Divest yourself of generating plants or allow retail sales by competitors, and PURPA's mandatory purchase clause in section 210 will no longer hold.
That's the basic deal to be offered to...
and control area services. Yet even as CAISO proposed a hefty boost to its GMC to keep up with administrative costs, demand for CAISO's grid services continued to fall, threatening a classic death spiral. (See Fig. 4, ISO Grid Management Charge)
Also the proposed GMC rate hikes seemed to mirror huge costs that CAISO has incurred over the past several years for litigation and crisis response-activities that more resemble lobbying than grid operation.
For example, in CAISO's latest "rate case," filed to set the grid management charge for 2002, the state public utilities commission (CPUC) recommended slashing $23 million out of CAISO's claimed revenue requirement of $244 million.

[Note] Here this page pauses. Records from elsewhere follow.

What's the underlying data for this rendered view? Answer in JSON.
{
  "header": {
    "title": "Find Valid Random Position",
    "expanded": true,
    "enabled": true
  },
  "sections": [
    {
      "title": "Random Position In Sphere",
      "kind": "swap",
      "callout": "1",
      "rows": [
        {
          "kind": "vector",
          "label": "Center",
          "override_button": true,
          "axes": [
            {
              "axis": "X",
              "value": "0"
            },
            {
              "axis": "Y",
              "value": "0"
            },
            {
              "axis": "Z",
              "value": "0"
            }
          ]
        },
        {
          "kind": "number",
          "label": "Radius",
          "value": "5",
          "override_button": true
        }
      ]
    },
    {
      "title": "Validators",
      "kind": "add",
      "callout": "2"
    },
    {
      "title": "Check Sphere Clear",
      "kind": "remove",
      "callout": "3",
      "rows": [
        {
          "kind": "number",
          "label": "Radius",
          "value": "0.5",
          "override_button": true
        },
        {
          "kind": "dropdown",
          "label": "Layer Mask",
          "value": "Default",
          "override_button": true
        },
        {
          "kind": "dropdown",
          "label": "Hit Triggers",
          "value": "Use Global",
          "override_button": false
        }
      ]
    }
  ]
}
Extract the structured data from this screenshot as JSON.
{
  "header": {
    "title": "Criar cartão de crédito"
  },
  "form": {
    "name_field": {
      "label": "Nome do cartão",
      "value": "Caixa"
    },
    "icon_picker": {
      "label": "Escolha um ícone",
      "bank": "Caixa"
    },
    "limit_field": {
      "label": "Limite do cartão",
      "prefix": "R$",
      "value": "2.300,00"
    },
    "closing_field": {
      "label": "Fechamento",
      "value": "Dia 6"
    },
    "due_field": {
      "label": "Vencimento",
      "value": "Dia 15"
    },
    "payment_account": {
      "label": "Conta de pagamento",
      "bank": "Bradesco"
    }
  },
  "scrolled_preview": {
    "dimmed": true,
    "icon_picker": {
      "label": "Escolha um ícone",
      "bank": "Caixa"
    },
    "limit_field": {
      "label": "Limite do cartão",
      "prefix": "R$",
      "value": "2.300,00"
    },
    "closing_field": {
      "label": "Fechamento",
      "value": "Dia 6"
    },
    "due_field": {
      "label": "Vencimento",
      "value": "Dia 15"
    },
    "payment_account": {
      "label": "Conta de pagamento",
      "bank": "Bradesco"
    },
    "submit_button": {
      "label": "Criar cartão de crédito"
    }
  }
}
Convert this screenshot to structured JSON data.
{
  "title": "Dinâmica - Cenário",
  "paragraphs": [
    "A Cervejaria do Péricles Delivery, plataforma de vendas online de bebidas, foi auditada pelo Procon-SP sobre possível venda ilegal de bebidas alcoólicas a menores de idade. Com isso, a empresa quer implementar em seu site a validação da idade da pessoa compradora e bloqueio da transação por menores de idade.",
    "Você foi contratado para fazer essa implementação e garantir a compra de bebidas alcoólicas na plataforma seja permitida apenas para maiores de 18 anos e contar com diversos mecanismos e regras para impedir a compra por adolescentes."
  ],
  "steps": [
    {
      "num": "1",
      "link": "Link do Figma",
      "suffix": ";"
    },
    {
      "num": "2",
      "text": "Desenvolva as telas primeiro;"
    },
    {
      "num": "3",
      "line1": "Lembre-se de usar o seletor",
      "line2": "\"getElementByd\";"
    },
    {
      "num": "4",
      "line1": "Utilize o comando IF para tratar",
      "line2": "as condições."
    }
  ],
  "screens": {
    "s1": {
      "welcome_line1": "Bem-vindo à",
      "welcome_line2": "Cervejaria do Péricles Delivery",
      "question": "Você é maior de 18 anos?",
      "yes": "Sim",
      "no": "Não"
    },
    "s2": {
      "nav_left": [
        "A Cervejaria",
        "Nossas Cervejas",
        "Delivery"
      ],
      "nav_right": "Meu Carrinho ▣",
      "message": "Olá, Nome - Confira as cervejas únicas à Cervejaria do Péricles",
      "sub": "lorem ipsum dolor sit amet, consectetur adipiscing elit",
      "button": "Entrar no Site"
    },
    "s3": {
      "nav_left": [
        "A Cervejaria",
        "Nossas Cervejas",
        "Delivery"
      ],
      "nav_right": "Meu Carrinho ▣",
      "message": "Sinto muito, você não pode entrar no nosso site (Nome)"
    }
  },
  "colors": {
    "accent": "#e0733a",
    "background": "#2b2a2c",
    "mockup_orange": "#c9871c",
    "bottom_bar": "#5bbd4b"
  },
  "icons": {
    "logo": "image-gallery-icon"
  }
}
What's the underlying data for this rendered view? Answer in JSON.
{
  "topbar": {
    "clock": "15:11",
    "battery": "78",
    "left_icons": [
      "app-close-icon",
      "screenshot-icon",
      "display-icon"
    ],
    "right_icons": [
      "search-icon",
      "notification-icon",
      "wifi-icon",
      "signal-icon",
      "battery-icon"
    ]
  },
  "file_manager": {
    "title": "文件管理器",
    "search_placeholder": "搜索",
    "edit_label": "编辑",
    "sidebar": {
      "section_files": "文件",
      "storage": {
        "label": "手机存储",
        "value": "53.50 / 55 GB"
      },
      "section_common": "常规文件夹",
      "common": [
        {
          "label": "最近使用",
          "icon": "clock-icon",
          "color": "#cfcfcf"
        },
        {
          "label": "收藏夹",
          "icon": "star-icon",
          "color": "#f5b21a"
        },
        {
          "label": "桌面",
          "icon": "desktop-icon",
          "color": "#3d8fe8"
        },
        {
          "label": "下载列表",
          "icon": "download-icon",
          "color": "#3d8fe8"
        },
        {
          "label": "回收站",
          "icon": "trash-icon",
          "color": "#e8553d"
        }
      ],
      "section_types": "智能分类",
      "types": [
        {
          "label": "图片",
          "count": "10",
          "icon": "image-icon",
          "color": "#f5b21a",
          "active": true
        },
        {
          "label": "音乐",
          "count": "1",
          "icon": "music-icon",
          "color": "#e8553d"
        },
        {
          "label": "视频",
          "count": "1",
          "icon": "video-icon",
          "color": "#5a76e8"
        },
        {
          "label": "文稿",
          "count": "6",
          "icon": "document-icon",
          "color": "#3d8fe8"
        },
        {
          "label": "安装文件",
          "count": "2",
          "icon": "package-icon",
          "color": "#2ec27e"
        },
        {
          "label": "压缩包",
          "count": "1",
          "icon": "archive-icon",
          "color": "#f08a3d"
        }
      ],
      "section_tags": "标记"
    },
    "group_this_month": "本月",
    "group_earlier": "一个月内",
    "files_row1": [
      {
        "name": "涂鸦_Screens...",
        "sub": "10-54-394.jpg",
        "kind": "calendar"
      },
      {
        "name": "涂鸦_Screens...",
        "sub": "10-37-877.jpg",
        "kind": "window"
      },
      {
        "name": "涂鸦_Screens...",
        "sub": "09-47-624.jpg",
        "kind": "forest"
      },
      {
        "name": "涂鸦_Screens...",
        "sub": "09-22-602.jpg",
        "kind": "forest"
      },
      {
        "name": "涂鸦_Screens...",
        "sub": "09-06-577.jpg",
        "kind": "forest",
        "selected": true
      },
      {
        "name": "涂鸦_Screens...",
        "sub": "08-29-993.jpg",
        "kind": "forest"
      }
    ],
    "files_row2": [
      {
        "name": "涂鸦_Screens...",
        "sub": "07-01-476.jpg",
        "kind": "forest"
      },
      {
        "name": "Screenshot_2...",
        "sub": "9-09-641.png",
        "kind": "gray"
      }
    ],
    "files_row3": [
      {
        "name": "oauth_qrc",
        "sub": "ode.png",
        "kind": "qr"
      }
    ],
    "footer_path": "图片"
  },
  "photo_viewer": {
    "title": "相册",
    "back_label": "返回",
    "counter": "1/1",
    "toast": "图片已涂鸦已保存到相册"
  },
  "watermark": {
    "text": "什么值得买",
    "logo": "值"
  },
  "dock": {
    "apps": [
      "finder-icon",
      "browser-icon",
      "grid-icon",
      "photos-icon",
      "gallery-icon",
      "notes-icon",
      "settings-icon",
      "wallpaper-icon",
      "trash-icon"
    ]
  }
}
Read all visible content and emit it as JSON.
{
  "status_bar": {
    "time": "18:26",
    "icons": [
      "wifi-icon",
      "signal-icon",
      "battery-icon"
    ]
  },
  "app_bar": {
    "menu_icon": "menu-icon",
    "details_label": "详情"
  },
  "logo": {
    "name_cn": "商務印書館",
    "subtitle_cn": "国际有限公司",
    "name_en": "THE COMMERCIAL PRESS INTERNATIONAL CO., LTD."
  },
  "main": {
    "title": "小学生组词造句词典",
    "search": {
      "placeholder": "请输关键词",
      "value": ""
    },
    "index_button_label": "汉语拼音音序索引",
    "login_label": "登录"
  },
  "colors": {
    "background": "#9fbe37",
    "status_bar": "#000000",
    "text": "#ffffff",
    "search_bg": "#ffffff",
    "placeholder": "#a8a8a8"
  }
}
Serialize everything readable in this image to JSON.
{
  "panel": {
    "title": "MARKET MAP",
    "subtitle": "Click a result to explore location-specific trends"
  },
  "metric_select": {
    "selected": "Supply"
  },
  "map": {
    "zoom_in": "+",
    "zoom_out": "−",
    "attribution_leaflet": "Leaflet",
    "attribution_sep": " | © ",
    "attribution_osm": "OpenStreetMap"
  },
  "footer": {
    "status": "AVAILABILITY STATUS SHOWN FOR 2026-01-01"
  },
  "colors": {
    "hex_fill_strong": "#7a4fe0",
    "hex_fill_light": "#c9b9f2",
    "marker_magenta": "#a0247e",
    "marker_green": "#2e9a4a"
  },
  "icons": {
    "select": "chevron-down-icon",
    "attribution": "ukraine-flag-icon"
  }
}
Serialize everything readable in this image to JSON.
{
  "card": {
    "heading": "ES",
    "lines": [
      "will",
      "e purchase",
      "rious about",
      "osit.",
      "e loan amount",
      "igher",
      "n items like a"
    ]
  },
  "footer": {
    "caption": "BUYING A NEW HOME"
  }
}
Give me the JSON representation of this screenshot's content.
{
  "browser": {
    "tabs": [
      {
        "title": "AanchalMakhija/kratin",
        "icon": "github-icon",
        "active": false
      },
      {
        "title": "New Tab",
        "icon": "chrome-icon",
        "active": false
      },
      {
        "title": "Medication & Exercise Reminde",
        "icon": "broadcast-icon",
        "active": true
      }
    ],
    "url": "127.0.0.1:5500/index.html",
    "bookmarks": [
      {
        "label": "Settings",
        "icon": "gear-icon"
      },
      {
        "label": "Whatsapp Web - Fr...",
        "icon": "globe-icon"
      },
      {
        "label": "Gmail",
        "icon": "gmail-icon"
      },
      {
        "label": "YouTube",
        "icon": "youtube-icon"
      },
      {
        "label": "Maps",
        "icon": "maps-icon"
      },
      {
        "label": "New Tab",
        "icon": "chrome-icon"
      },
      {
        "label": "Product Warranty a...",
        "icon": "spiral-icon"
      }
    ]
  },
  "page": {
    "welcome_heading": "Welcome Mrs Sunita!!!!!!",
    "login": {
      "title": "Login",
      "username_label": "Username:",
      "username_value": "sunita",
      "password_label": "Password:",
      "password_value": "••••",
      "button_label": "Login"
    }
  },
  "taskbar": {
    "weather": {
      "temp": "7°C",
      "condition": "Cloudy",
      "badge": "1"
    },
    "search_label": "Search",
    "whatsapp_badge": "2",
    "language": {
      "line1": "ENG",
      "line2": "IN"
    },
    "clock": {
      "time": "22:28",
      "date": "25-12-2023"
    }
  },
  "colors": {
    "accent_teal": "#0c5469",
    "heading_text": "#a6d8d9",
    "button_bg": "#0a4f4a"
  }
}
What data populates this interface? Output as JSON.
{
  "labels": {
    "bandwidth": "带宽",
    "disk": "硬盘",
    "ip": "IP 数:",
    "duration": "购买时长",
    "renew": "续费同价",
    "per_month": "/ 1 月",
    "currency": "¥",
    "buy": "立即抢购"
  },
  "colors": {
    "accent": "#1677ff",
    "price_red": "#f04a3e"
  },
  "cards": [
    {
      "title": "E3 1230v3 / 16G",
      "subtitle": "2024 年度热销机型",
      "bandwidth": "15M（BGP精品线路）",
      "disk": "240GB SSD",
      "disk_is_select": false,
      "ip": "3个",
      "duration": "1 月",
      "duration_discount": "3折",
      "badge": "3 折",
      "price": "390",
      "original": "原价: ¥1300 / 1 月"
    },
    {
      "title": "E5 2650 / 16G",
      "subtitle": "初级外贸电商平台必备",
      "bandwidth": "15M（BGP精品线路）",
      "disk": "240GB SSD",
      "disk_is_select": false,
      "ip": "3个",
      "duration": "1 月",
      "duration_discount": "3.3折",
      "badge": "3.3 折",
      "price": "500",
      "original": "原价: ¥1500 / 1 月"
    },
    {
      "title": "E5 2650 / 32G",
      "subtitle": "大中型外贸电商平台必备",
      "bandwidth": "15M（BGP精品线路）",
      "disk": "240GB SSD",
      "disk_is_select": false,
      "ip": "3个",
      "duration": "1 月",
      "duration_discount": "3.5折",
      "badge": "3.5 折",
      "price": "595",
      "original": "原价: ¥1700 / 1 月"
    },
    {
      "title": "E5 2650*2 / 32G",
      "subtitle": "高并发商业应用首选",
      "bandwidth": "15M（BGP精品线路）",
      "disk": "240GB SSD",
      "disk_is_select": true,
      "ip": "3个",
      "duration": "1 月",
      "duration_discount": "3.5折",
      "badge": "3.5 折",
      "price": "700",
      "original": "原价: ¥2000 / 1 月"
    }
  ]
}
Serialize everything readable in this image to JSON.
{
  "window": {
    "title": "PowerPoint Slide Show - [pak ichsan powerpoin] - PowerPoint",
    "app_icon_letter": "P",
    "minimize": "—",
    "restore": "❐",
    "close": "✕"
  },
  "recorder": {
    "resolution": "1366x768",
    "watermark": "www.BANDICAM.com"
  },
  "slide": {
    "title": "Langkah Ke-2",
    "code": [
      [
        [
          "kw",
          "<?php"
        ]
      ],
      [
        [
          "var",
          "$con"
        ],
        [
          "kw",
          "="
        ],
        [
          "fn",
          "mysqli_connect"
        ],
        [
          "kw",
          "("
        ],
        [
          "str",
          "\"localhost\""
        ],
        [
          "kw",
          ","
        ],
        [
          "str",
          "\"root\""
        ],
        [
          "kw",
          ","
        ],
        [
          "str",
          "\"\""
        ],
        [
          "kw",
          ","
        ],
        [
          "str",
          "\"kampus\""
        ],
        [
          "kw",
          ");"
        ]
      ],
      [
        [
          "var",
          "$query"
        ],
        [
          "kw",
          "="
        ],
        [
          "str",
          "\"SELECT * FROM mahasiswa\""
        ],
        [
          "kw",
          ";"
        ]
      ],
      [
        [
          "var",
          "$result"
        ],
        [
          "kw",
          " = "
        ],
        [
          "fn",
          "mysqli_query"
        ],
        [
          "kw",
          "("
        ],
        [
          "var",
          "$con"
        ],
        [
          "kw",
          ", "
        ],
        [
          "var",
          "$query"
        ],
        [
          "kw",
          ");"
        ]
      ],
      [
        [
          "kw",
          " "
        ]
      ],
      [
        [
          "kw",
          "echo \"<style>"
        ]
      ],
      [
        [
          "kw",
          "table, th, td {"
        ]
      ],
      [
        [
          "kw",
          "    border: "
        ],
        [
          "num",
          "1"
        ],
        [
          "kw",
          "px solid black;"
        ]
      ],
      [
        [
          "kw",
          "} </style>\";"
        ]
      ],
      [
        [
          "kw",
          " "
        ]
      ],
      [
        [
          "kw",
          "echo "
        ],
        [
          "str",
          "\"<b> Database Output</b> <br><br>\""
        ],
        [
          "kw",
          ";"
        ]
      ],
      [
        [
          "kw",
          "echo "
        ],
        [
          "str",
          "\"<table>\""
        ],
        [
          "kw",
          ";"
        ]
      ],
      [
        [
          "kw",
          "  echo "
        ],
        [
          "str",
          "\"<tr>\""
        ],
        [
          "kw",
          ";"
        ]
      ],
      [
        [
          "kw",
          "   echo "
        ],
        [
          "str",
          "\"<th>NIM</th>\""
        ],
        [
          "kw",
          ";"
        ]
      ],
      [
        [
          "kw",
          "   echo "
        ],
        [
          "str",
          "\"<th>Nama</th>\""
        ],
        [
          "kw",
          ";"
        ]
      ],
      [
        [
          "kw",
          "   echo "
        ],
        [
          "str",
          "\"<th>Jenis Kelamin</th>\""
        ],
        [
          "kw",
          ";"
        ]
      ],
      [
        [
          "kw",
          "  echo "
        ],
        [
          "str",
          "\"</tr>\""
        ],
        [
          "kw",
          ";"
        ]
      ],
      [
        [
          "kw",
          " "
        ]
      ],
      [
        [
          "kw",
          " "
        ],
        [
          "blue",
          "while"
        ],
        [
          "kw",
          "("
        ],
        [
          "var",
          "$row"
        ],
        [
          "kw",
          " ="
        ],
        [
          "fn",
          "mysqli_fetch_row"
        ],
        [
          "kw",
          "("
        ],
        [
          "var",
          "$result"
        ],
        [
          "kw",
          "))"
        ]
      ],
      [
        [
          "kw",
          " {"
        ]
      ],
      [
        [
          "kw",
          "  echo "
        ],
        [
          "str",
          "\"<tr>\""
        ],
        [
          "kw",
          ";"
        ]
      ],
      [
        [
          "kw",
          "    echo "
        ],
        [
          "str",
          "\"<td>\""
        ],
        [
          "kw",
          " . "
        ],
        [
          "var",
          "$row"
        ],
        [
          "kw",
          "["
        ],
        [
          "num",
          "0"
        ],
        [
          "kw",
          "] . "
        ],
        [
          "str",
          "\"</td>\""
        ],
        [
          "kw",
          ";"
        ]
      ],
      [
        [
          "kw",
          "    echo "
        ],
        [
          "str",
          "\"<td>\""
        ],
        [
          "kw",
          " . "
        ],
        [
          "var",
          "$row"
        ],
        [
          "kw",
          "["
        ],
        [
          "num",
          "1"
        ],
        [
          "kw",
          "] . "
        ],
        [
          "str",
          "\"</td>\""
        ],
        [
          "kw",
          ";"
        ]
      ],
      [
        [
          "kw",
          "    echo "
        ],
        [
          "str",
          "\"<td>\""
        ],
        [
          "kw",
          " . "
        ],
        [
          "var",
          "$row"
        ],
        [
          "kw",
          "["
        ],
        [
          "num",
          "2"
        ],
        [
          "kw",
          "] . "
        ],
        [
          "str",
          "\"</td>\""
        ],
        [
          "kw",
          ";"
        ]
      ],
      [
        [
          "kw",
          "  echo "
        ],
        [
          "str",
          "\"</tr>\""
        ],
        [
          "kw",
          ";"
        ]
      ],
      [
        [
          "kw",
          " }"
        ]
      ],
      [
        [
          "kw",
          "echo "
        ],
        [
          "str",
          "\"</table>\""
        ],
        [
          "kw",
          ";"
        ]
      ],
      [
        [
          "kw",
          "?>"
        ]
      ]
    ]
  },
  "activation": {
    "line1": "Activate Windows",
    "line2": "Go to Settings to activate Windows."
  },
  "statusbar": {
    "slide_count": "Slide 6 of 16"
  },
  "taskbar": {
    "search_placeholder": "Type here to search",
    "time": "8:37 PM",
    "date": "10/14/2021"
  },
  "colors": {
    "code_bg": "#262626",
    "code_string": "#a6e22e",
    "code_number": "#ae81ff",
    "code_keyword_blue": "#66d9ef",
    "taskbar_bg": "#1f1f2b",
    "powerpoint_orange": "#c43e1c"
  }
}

David Cohen of Navigant Consulting said he would have cut $45 million. Cohen tracked CAISO's employee count for 12 months, beginning in Sept. 2000, and concluded that the agency ran an average of eight to 10 percent in unfilled but budgeted positions over the period. In that light, Cohen described CAISO's proposed 2002 budget as proposing a "staggering increase" in full-time employees. (See Fig. 5, ISO Personnel Costs)
CPUC witness Manuel Ramirez noted that CAISO's budget for just managing transmission rivaled the cost of the service in its own right:
"It is worth noting," he said, "that Southern California Edison's recently filed transmission owner tariff case requests a transmission revenue requirement transmission of $207 million." (See FERC Docket ER02-250, testimony filed 3/25/02)
RTO West: Locational Prices With Traditional Dispatch?
The biggest fight between traditional utility practice and FERC's new-fangled SMD is playing out in the Pacific Northwest.
That's where the sponsors of RTO West have proposed a novel structure designed to preserve current rights under pre-existing transmission contracts, and to dispatch generating resources in a traditional manner not grounded on competitive bidding.
The RTO West plan would allow hydroelectric plant operators to honor historic obligations related to agriculture, reservoir operation, conservation, and wildlife management.
At the same time, however, RTO West would propose to solicit bids to manage congestion and create locational-based prices (LBP) with financial transmission rights. The locational price would equal the nodal price difference between the injection node and extraction node for any power transaction. As stated however, dispatch would remain completely independent of LMP.
That would make RTO West markedly different from the Northeast grid groups.
In the Northeast, and under FERC's SMD concept, the RTO gathers competitive bids from suppliers, and then "crunches" them using a computer run that schedules or rejects each bid based on a simultaneous ranking that reflects both price and the constraints of the grid. The process yields a set of locational, nodal "shadow" prices that reflects market preferences and physical realities.
The question, then, is whether the RTO West LBP model can make a market in financial grid rights that commands enough respect to allow the players to hedge congestion with confidence and to trade FTRs in a secondary market. 2
Will FERC accept this rather drastic reworking of its SMD? Local utilities see little choice in the matter. Listen to PNGC Power, a generation and transmission cooperative.
"The dominance of the hydro system